Despite an ongoing currency crisis, Russians crowd shopping malls in the capital for some last-minute holiday shopping. Nathan Frandino reports.
Despite a weakening and wavering rouble, a Moscow shopping mall is packed full of shoppers. Russians rushed to the stores Thursday to grab last-minute holiday gifts and get their hands on durable goods. This comes as the rouble plunged dramatically last week because of steep declines in oil prices. But thanks to a government order for exporters to sell some of their hard currency revenues, the rouble on Friday rose to its strongest levels in more than three weeks. One shopper says the currency crisis is forcing him to be more creative. (SOUNDBITE) (Russian) SHOPPER, PAVEL, SAYING : "I am trying to prepare more items by hand.

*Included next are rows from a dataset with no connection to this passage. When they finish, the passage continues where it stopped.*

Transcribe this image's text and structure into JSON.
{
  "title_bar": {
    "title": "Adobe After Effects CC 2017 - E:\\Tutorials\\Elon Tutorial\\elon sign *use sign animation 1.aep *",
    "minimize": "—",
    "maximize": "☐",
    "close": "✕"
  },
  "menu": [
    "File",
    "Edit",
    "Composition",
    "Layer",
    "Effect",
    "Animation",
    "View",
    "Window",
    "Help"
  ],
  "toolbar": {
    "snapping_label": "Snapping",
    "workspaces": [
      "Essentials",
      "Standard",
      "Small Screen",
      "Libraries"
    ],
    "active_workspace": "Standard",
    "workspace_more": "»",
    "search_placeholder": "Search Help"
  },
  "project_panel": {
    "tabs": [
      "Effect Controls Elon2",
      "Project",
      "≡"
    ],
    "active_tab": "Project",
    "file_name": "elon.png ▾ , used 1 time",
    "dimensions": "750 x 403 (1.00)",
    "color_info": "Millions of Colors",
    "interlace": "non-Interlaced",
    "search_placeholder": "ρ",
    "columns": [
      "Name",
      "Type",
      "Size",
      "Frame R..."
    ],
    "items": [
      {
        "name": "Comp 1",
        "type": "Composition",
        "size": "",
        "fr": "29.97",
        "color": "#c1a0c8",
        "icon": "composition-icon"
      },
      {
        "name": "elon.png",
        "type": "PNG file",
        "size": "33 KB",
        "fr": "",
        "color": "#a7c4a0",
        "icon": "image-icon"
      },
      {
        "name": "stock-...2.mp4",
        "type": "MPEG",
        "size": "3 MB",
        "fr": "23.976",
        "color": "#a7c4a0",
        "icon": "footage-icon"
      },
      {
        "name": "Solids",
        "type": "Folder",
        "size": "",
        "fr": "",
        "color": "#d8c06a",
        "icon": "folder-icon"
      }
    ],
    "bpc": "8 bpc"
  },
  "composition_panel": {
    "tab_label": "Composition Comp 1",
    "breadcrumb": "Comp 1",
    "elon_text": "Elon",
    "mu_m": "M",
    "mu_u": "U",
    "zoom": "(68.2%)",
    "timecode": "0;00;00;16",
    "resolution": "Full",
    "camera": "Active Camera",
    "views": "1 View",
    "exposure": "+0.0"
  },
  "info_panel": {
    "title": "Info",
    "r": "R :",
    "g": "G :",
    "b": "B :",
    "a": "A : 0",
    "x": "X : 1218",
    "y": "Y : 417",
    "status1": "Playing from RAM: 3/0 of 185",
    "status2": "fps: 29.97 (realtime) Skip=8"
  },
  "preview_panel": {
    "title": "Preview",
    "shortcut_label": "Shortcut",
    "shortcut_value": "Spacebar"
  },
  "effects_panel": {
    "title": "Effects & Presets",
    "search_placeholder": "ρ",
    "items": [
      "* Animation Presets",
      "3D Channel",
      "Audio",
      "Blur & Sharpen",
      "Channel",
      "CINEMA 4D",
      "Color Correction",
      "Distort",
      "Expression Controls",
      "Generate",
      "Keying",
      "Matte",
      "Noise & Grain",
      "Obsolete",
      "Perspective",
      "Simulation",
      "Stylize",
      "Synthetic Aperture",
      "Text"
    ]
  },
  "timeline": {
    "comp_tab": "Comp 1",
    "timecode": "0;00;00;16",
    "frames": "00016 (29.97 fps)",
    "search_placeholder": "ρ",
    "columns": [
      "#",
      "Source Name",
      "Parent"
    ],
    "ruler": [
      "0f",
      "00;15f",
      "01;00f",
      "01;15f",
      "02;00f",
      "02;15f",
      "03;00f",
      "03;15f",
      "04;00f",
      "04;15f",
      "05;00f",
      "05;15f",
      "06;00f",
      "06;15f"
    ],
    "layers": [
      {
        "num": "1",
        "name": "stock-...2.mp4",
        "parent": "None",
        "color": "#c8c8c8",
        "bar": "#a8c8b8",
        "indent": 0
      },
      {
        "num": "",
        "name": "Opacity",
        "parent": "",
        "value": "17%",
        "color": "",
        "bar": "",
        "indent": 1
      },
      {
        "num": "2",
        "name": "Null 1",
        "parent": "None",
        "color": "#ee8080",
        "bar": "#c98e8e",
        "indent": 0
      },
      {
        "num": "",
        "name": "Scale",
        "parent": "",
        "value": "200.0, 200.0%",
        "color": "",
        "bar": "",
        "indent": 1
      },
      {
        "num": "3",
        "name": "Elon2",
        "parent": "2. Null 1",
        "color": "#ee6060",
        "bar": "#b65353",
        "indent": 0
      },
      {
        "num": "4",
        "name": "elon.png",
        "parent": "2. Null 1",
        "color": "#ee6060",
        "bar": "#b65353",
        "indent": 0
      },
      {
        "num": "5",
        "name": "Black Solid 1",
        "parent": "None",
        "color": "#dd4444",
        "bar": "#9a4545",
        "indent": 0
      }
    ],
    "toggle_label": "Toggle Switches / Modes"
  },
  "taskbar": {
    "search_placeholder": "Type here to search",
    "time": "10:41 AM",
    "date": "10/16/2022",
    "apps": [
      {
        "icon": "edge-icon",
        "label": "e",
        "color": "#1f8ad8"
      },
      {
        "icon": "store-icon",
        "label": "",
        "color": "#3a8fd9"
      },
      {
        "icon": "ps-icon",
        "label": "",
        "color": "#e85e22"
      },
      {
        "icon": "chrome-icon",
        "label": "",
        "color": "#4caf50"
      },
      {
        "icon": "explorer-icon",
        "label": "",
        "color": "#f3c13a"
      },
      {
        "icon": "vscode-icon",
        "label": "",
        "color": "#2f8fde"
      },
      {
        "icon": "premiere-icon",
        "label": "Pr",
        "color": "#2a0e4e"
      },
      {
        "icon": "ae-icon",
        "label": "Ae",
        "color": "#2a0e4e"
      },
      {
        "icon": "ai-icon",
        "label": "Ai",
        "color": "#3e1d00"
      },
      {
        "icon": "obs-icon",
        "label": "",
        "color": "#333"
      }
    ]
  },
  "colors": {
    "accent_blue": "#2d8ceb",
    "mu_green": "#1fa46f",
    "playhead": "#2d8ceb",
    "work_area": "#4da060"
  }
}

Everyone is pleased, because I'm showing more creativity than last year. When there is money there is less creativity. You go to the shops and select what appears beautiful to you. When there isn't money, then you think and use your imagination and are creative." Russians remain divided on who to blame for the rouble's recent plunge, but many are beginning to feel the effects. (SOUNDBITE) (Russian) SHOPPER, ANASTASIA, SAYING: "It will affect us drastically because we are traveling to Europe and everything is getting more expensive because of the euro currency. We will do all of our shopping there and now we are just buying necessities for the winter to not be cold." Russian authorities have taken steps to halt the rouble's slide and curb inflation, which after years of stability may threaten President Vladimir Putin's reputation for ensuring the country's prosperity.